Nobody just happens in to call on the long, cold winter nights. Nobody feels that he's welcome now, though the house is ablaze with lights. And never an unexpected guest will tap at his massive door And stay to tea as he used to do, for his neighborly days are o'er.

It's a distant life that the rich man leads and many an hour is glum, For never the neighbors call on him save when they are asked to come. At heart he is just as he used to be and he longs for his friends of old, But they never will venture unbidden there. They're afraid of his wall of gold.


Just Folks
The second excerpt represents the element of Fire. It speaks of emotional influences and base passions, and is drawn from The Strange Case of Dr. Jekyll and Mr. Hyde by Robert Louis Stevenson:

take a cab, unless your carriage should be actually at the door; and with this letter in your hand for consultation, to drive straight to my house. Poole, my butler, has his orders; you will find him waiting your arrival with a locksmith. The door of my cabinet is then to be forced: and you are to go in alone; to open the glazed press (letter E) on the left hand, breaking the lock if it be shut; and to draw out, with all its contents as they stand, the fourth drawer from the top or (which is the same thing) the third from the bottom. In my extreme distress of mind, I have a morbid fear of misdirecting you; but even if I am in error, you may know the right drawer by its contents: some powders, a phial


The Strange Case of Dr. Jekyll and Mr. Hyde
The third excerpt represents the element of Water. It speaks of pure spiritual influences and feelings of love, and is drawn from Early Short Fiction of Edith Wharton by Edith Wharton:

witch-craft, another a drunken clerk from a neighbouring parish, the third a half-witted shepherd who could be made to say anything; and it was clear that the prosecution was not satisfied with its case, and would have liked to find more definite proof of Lanrivain's complicity than the statement of the herb- gatherer, who swore to having seen him climbing the wall of the park on the night of the murder. One way of patching out incomplete proofs in those days was to put some sort of pressure, moral or physical, on the accused person.

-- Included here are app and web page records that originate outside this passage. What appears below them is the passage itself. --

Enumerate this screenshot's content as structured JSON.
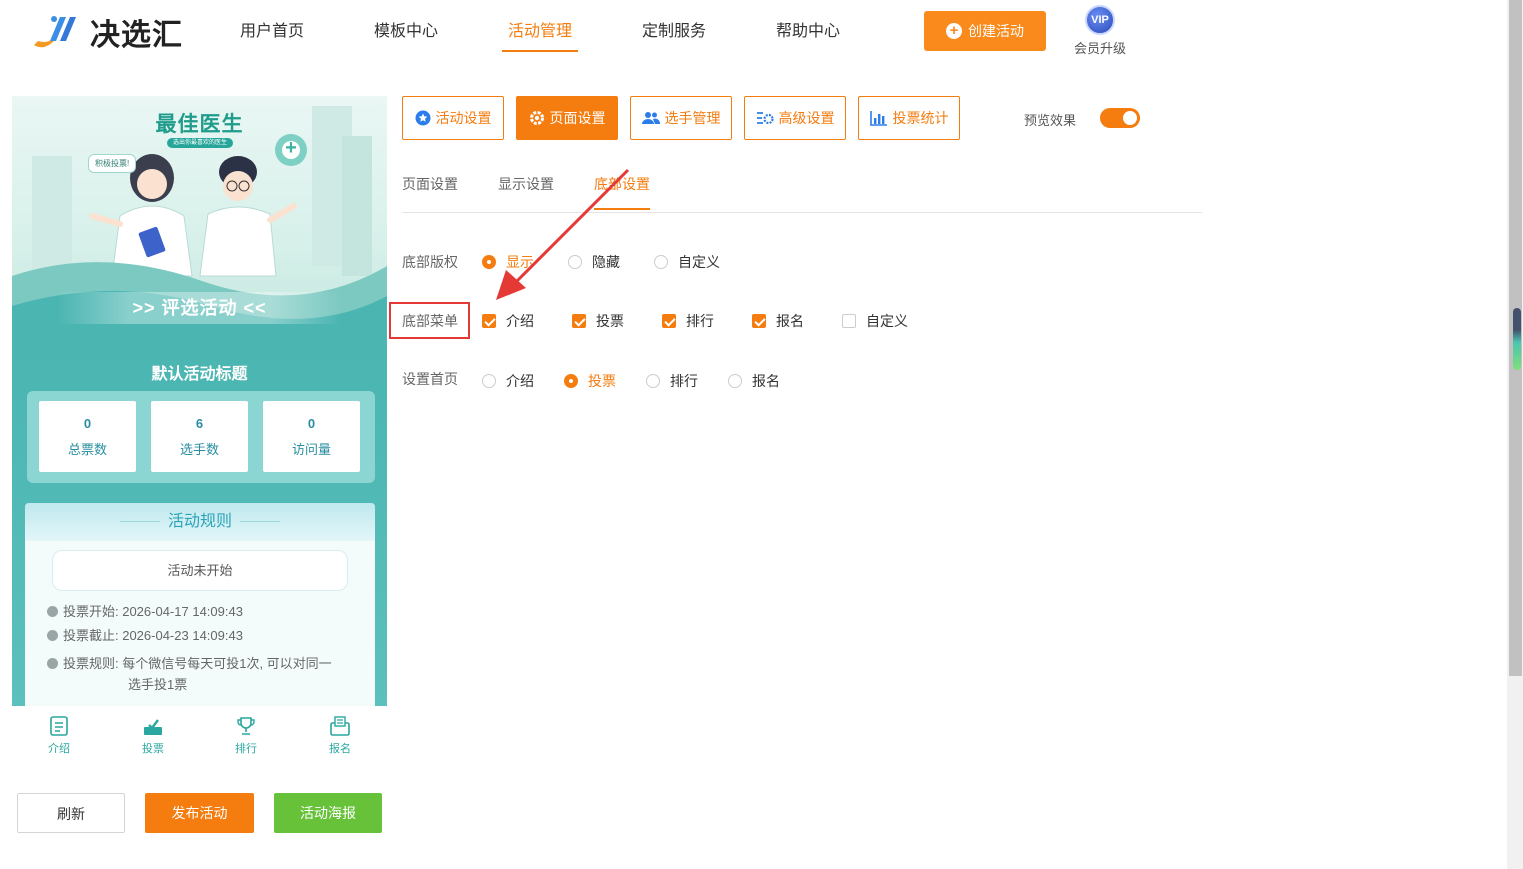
{
  "brand": {
    "name": "决选汇"
  },
  "nav": {
    "items": [
      "用户首页",
      "模板中心",
      "活动管理",
      "定制服务",
      "帮助中心"
    ],
    "active": "活动管理",
    "create_label": "创建活动",
    "vip_badge": "VIP",
    "vip_label": "会员升级"
  },
  "preview": {
    "banner_title": "最佳医生",
    "banner_sub": "选出你最喜欢的医生",
    "bubble": "积极投票!",
    "ribbon": ">> 评选活动 <<",
    "activity_title": "默认活动标题",
    "stats": [
      {
        "value": "0",
        "label": "总票数"
      },
      {
        "value": "6",
        "label": "选手数"
      },
      {
        "value": "0",
        "label": "访问量"
      }
    ],
    "rules_title": "活动规则",
    "status": "活动未开始",
    "vote_start": "投票开始: 2026-04-17 14:09:43",
    "vote_end": "投票截止: 2026-04-23 14:09:43",
    "vote_rule_1": "投票规则: 每个微信号每天可投1次, 可以对同一",
    "vote_rule_2": "选手投1票",
    "tabbar": [
      "介绍",
      "投票",
      "排行",
      "报名"
    ]
  },
  "actions": {
    "refresh": "刷新",
    "publish": "发布活动",
    "poster": "活动海报"
  },
  "settings": {
    "top_tabs": [
      "活动设置",
      "页面设置",
      "选手管理",
      "高级设置",
      "投票统计"
    ],
    "active_top_tab": "页面设置",
    "preview_label": "预览效果",
    "preview_on": true,
    "sub_tabs": [
      "页面设置",
      "显示设置",
      "底部设置"
    ],
    "active_sub_tab": "底部设置",
    "copyright": {
      "label": "底部版权",
      "options": [
        "显示",
        "隐藏",
        "自定义"
      ],
      "selected": "显示"
    },
    "menu": {
      "label": "底部菜单",
      "options": [
        "介绍",
        "投票",
        "排行",
        "报名",
        "自定义"
      ],
      "checked": [
        "介绍",
        "投票",
        "排行",
        "报名"
      ]
    },
    "home": {
      "label": "设置首页",
      "options": [
        "介绍",
        "投票",
        "排行",
        "报名"
      ],
      "selected": "投票"
    }
  },
  "colors": {
    "accent": "#f57c0f",
    "teal": "#4ab5b1",
    "green": "#67c23a",
    "annotation": "#e53935"
  }
}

It is not clear what pressure was put on Anne de Cornault; but on the third day, when she was brought into court, she "appeared weak and wandering,"

The fourth excerpt represents the element of Earth. It speaks of physical influences and the impact of the unseen on the visible world, and is drawn from House of Seven Gables by Nathaniel Hawthorne:

the agency of the famous Pyncheon bull; the cleanliness of his moral deportment, for a great many years past; the severity with which he had frowned upon, and finally cast off, an expensive and dissipated son, delaying forgiveness until within the final quarter of an hour of the young man's life; his prayers at morning and eventide, and graces at meal-time; his efforts in furtherance of the temperance cause; his confining himself, since the last attack of the gout, to five diurnal glasses of old sherry wine; the snowy whiteness of his linen, the polish of his boots, the handsomeness of his gold-headed cane, the square and roomy fashion of his coat, and the fineness of its material, and, in


House of Seven Gables